Snow is not as rare as you might think in the Hawaiian Islands. But it never stops being beautiful.
On February 6, 2021, the Operational Land Imager (OLI) on Landsat 8 acquired natural-color images of the “Big Island” of Hawai'i with abundant snow on its two tallest peaks. Nearly every year, Mauna Kea and Mauna Loa (elevation above 13,600 feet/4200 meters) receive at least a dusting that lasts a few days. Sometimes, like this year, it is more like a winter blanket of snow.
Starting with a moderate storm on January 18, 2021, snow has fallen three times on the highlands of Hawai'i in the past three weeks. The snow cover has persisted on Mauna Kea and Mauna Loa—the two tallest volcanoes in the island chain—since January 25. Some snow also briefly crowned Haleakalā volcano (elevation 10,000 feet/3000 meters) on the island of Maui.
The bar chart below shows the Normalized Difference Snow Index (NDSI) for Hawai'i as observed by NASA’s Terra satellite. NDSI incorporates a blend of visible light and shortwave infrared to assess the amount of snow within a given geographic area. The chart shows the combined NDSI for Mauna Loa (teal) and Mauna Kea (blue) for the first week of February in each year from 2001 to 2021. The combined weekly NDSI in 2021 for the two volcanoes is the highest since 2014 and second-highest in the record.
According to news and social media accounts, Hawaiians have found their way up the volcanic mountains with snowboards and boogie boards to sled through the fluffy white blanket. Others have filled their pickup truck beds to bring snow down to friends. Weather blogger Weatherboy shared photos collected from the scene.
Snowfall in Hawai'i is often associated with a weather phenomenon referred to as a Kona low. Winds that typically blow out of the northeast shift and blow from the southwest. The winds from the leeward or “Kona” side draw moisture from the tropical Pacific, turning it from rain to snow as the air rises up into the high elevations.
With the recent snowfall in Hawai'i, Florida is now the only state that has not yet seen snow this winter, according to The Weather Channel.

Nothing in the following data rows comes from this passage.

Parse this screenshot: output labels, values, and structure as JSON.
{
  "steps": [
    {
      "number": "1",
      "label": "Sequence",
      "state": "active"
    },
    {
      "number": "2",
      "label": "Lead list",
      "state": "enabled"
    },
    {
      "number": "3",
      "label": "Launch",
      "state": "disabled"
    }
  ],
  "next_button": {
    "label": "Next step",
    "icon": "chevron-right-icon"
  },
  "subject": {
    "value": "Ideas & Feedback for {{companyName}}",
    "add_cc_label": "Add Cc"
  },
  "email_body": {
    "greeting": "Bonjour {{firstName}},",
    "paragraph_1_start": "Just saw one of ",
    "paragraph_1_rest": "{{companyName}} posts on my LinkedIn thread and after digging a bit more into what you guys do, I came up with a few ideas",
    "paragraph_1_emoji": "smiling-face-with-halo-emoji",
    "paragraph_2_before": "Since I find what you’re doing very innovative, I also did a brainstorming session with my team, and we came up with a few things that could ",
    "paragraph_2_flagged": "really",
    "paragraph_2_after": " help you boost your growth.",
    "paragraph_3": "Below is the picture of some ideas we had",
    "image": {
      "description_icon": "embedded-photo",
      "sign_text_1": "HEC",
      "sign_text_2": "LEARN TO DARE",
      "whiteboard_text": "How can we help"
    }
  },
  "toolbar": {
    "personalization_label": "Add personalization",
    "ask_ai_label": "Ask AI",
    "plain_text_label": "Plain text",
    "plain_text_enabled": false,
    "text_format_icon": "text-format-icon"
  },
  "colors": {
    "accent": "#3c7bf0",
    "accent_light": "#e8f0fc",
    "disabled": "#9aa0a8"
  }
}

NASA Earth Observatory images by Joshua Stevens, using Landsat data from the U.S. Geological Survey and data from the National Snow and Ice Data Center. Story by Michael Carlowicz.